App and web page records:
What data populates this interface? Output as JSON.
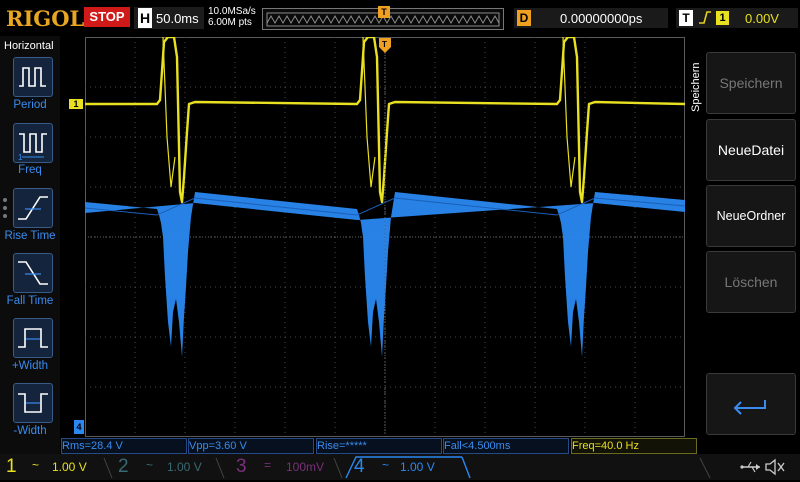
{
  "topbar": {
    "brand": "RIGOL",
    "run_status": "STOP",
    "timebase_letter": "H",
    "timebase_value": "50.0ms",
    "sample_rate": "10.0MSa/s",
    "memory_depth": "6.00M pts",
    "delay_letter": "D",
    "delay_value": "0.00000000ps",
    "trigger_letter": "T",
    "trigger_channel": "1",
    "trigger_level": "0.00V",
    "trigger_marker": "T"
  },
  "left_panel": {
    "title": "Horizontal",
    "items": [
      {
        "label": "Period",
        "icon": "period-icon"
      },
      {
        "label": "Freq",
        "icon": "freq-icon"
      },
      {
        "label": "Rise Time",
        "icon": "rise-time-icon"
      },
      {
        "label": "Fall Time",
        "icon": "fall-time-icon"
      },
      {
        "label": "+Width",
        "icon": "plus-width-icon"
      },
      {
        "label": "-Width",
        "icon": "minus-width-icon"
      }
    ]
  },
  "right_menu": {
    "title": "Speichern",
    "items": [
      {
        "label": "Speichern",
        "enabled": false
      },
      {
        "label": "NeueDatei",
        "enabled": true
      },
      {
        "label": "NeueOrdner",
        "enabled": true
      },
      {
        "label": "Löschen",
        "enabled": false
      },
      {
        "label": "",
        "icon": "return-icon",
        "enabled": true
      }
    ]
  },
  "measurements": [
    {
      "text": "Rms=28.4 V",
      "channel": "4"
    },
    {
      "text": "Vpp=3.60 V",
      "channel": "4"
    },
    {
      "text": "Rise=*****",
      "channel": "4"
    },
    {
      "text": "Fall<4.500ms",
      "channel": "4"
    },
    {
      "text": "Freq=40.0 Hz",
      "channel": "1"
    }
  ],
  "channels": [
    {
      "number": "1",
      "coupling": "~",
      "scale": "1.00 V",
      "active": true,
      "color": "#e8e020"
    },
    {
      "number": "2",
      "coupling": "~",
      "scale": "1.00 V",
      "active": false,
      "color": "#3a8a9a"
    },
    {
      "number": "3",
      "coupling": "=",
      "scale": "100mV",
      "active": false,
      "color": "#b040b0"
    },
    {
      "number": "4",
      "coupling": "~",
      "scale": "1.00 V",
      "active": true,
      "color": "#2a88f0"
    }
  ],
  "markers": {
    "ch1_marker": "1",
    "ch4_marker": "4"
  },
  "status": {
    "usb_icon": "usb-icon",
    "mute_icon": "speaker-mute-icon"
  },
  "colors": {
    "ch1": "#e8e020",
    "ch4": "#2a88f0",
    "accent": "#f0a020",
    "stop": "#d01a1a",
    "brand": "#e8a623"
  }
}
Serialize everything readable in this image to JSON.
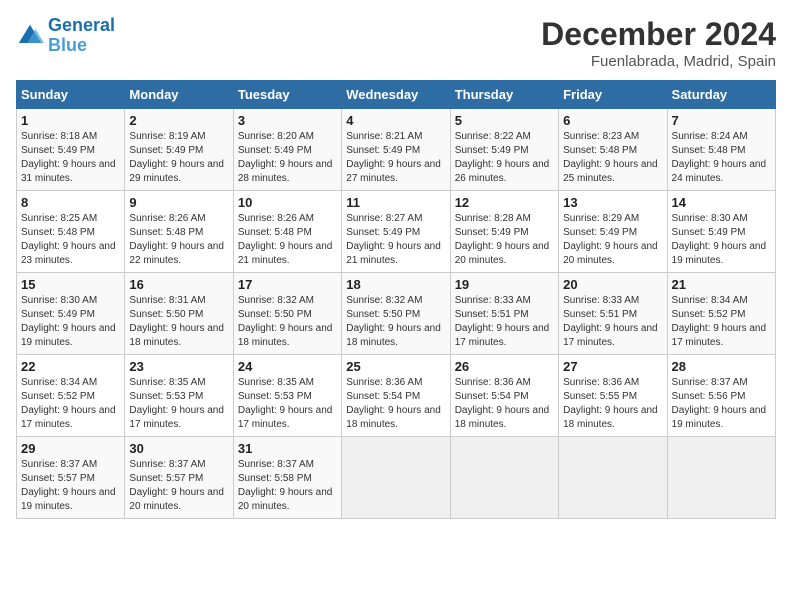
{
  "logo": {
    "line1": "General",
    "line2": "Blue"
  },
  "title": "December 2024",
  "subtitle": "Fuenlabrada, Madrid, Spain",
  "weekdays": [
    "Sunday",
    "Monday",
    "Tuesday",
    "Wednesday",
    "Thursday",
    "Friday",
    "Saturday"
  ],
  "weeks": [
    [
      {
        "day": "1",
        "info": "Sunrise: 8:18 AM\nSunset: 5:49 PM\nDaylight: 9 hours and 31 minutes."
      },
      {
        "day": "2",
        "info": "Sunrise: 8:19 AM\nSunset: 5:49 PM\nDaylight: 9 hours and 29 minutes."
      },
      {
        "day": "3",
        "info": "Sunrise: 8:20 AM\nSunset: 5:49 PM\nDaylight: 9 hours and 28 minutes."
      },
      {
        "day": "4",
        "info": "Sunrise: 8:21 AM\nSunset: 5:49 PM\nDaylight: 9 hours and 27 minutes."
      },
      {
        "day": "5",
        "info": "Sunrise: 8:22 AM\nSunset: 5:49 PM\nDaylight: 9 hours and 26 minutes."
      },
      {
        "day": "6",
        "info": "Sunrise: 8:23 AM\nSunset: 5:48 PM\nDaylight: 9 hours and 25 minutes."
      },
      {
        "day": "7",
        "info": "Sunrise: 8:24 AM\nSunset: 5:48 PM\nDaylight: 9 hours and 24 minutes."
      }
    ],
    [
      {
        "day": "8",
        "info": "Sunrise: 8:25 AM\nSunset: 5:48 PM\nDaylight: 9 hours and 23 minutes."
      },
      {
        "day": "9",
        "info": "Sunrise: 8:26 AM\nSunset: 5:48 PM\nDaylight: 9 hours and 22 minutes."
      },
      {
        "day": "10",
        "info": "Sunrise: 8:26 AM\nSunset: 5:48 PM\nDaylight: 9 hours and 21 minutes."
      },
      {
        "day": "11",
        "info": "Sunrise: 8:27 AM\nSunset: 5:49 PM\nDaylight: 9 hours and 21 minutes."
      },
      {
        "day": "12",
        "info": "Sunrise: 8:28 AM\nSunset: 5:49 PM\nDaylight: 9 hours and 20 minutes."
      },
      {
        "day": "13",
        "info": "Sunrise: 8:29 AM\nSunset: 5:49 PM\nDaylight: 9 hours and 20 minutes."
      },
      {
        "day": "14",
        "info": "Sunrise: 8:30 AM\nSunset: 5:49 PM\nDaylight: 9 hours and 19 minutes."
      }
    ],
    [
      {
        "day": "15",
        "info": "Sunrise: 8:30 AM\nSunset: 5:49 PM\nDaylight: 9 hours and 19 minutes."
      },
      {
        "day": "16",
        "info": "Sunrise: 8:31 AM\nSunset: 5:50 PM\nDaylight: 9 hours and 18 minutes."
      },
      {
        "day": "17",
        "info": "Sunrise: 8:32 AM\nSunset: 5:50 PM\nDaylight: 9 hours and 18 minutes."
      },
      {
        "day": "18",
        "info": "Sunrise: 8:32 AM\nSunset: 5:50 PM\nDaylight: 9 hours and 18 minutes."
      },
      {
        "day": "19",
        "info": "Sunrise: 8:33 AM\nSunset: 5:51 PM\nDaylight: 9 hours and 17 minutes."
      },
      {
        "day": "20",
        "info": "Sunrise: 8:33 AM\nSunset: 5:51 PM\nDaylight: 9 hours and 17 minutes."
      },
      {
        "day": "21",
        "info": "Sunrise: 8:34 AM\nSunset: 5:52 PM\nDaylight: 9 hours and 17 minutes."
      }
    ],
    [
      {
        "day": "22",
        "info": "Sunrise: 8:34 AM\nSunset: 5:52 PM\nDaylight: 9 hours and 17 minutes."
      },
      {
        "day": "23",
        "info": "Sunrise: 8:35 AM\nSunset: 5:53 PM\nDaylight: 9 hours and 17 minutes."
      },
      {
        "day": "24",
        "info": "Sunrise: 8:35 AM\nSunset: 5:53 PM\nDaylight: 9 hours and 17 minutes."
      },
      {
        "day": "25",
        "info": "Sunrise: 8:36 AM\nSunset: 5:54 PM\nDaylight: 9 hours and 18 minutes."
      },
      {
        "day": "26",
        "info": "Sunrise: 8:36 AM\nSunset: 5:54 PM\nDaylight: 9 hours and 18 minutes."
      },
      {
        "day": "27",
        "info": "Sunrise: 8:36 AM\nSunset: 5:55 PM\nDaylight: 9 hours and 18 minutes."
      },
      {
        "day": "28",
        "info": "Sunrise: 8:37 AM\nSunset: 5:56 PM\nDaylight: 9 hours and 19 minutes."
      }
    ],
    [
      {
        "day": "29",
        "info": "Sunrise: 8:37 AM\nSunset: 5:57 PM\nDaylight: 9 hours and 19 minutes."
      },
      {
        "day": "30",
        "info": "Sunrise: 8:37 AM\nSunset: 5:57 PM\nDaylight: 9 hours and 20 minutes."
      },
      {
        "day": "31",
        "info": "Sunrise: 8:37 AM\nSunset: 5:58 PM\nDaylight: 9 hours and 20 minutes."
      },
      null,
      null,
      null,
      null
    ]
  ]
}
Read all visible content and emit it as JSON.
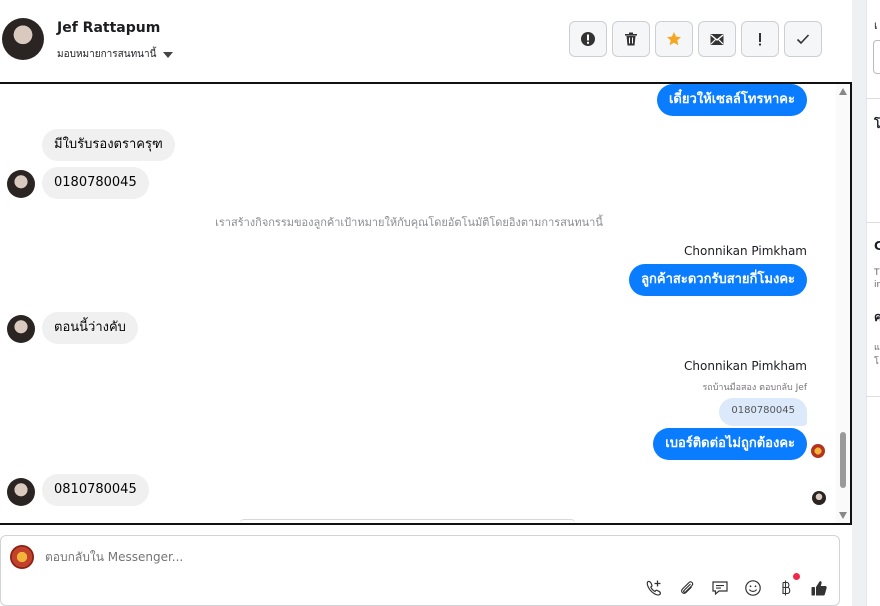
{
  "header": {
    "contact_name": "Jef Rattapum",
    "assign_label": "มอบหมายการสนทนานี้",
    "toolbar": [
      {
        "icon": "alert-circle-icon",
        "label": "!"
      },
      {
        "icon": "trash-icon",
        "label": ""
      },
      {
        "icon": "star-icon",
        "label": ""
      },
      {
        "icon": "mark-unread-icon",
        "label": ""
      },
      {
        "icon": "exclamation-icon",
        "label": "!"
      },
      {
        "icon": "check-icon",
        "label": ""
      }
    ]
  },
  "messages": {
    "m1": "เดี๋ยวให้เซลล์โทรหาคะ",
    "m2": "มีใบรับรองตราครุฑ",
    "m3": "0180780045",
    "system_note": "เราสร้างกิจกรรมของลูกค้าเป้าหมายให้กับคุณโดยอัตโนมัติโดยอิงตามการสนทนานี้",
    "sender1": "Chonnikan Pimkham",
    "m4": "ลูกค้าสะดวกรับสายกี่โมงคะ",
    "m5": "ตอนนี้ว่างคับ",
    "sender2": "Chonnikan Pimkham",
    "reply_note": "รถบ้านมือสอง ตอบกลับ Jef",
    "reply_quote": "0180780045",
    "m6": "เบอร์ติดต่อไม่ถูกต้องคะ",
    "m7": "0810780045"
  },
  "composer": {
    "placeholder": "ตอบกลับใน Messenger...",
    "icons": [
      "call-add-icon",
      "attachment-icon",
      "saved-reply-icon",
      "emoji-icon",
      "baht-payment-icon",
      "like-icon"
    ]
  },
  "right_panel": {
    "t1": "เ",
    "t2": "โ",
    "t3": "C",
    "t4": "T",
    "t5": "ir",
    "t6": "ค",
    "t7": "แ",
    "t8": "โ"
  },
  "colors": {
    "outgoing_bubble": "#0a7cff",
    "incoming_bubble": "#f0f0f0",
    "star": "#f5a623"
  }
}
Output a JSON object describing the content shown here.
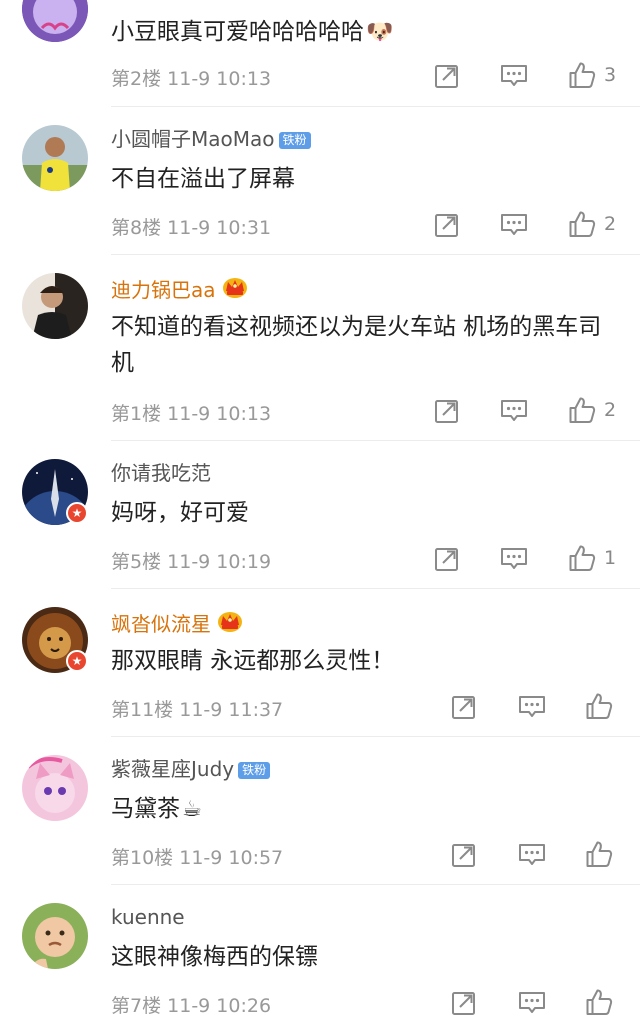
{
  "comments": [
    {
      "username": "",
      "text": "小豆眼真可爱哈哈哈哈哈",
      "emoji": "🐶",
      "floor": "第2楼",
      "time": "11-9 10:13",
      "likes": "3"
    },
    {
      "username": "小圆帽子MaoMao",
      "badge": "铁粉",
      "text": "不自在溢出了屏幕",
      "floor": "第8楼",
      "time": "11-9 10:31",
      "likes": "2"
    },
    {
      "username": "迪力锅巴aa",
      "text": "不知道的看这视频还以为是火车站 机场的黑车司机",
      "floor": "第1楼",
      "time": "11-9 10:13",
      "likes": "2"
    },
    {
      "username": "你请我吃范",
      "text": "妈呀，好可爱",
      "floor": "第5楼",
      "time": "11-9 10:19",
      "likes": "1"
    },
    {
      "username": "飒沓似流星",
      "text": "那双眼睛 永远都那么灵性！",
      "floor": "第11楼",
      "time": "11-9 11:37",
      "likes": ""
    },
    {
      "username": "紫薇星座Judy",
      "badge": "铁粉",
      "text": "马黛茶",
      "emoji": "☕",
      "floor": "第10楼",
      "time": "11-9 10:57",
      "likes": ""
    },
    {
      "username": "kuenne",
      "text": "这眼神像梅西的保镖",
      "floor": "第7楼",
      "time": "11-9 10:26",
      "likes": ""
    }
  ],
  "colors": {
    "vip_name": "#d8730c",
    "fan_badge": "#5e9ee8",
    "verified_badge": "#e8462f",
    "icon": "#8a8a8a"
  },
  "icons": {
    "share": "share-icon",
    "reply": "comment-reply-icon",
    "like": "thumbs-up-icon",
    "crown": "vip-crown-icon",
    "verified": "verified-star-icon"
  }
}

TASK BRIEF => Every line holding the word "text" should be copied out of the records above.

SOLUTION FOR THIS EXERCISE =>
      "text": "Rms=28.4 V",
      "text": "Vpp=3.60 V",
      "text": "Rise=*****",
      "text": "Fall<4.500ms",
      "text": "Freq=40.0 Hz",
      "text": "小豆眼真可爱哈哈哈哈哈",
      "text": "不自在溢出了屏幕",
      "text": "不知道的看这视频还以为是火车站 机场的黑车司机",
      "text": "妈呀，好可爱",
      "text": "那双眼睛 永远都那么灵性！",
      "text": "马黛茶",
      "text": "这眼神像梅西的保镖",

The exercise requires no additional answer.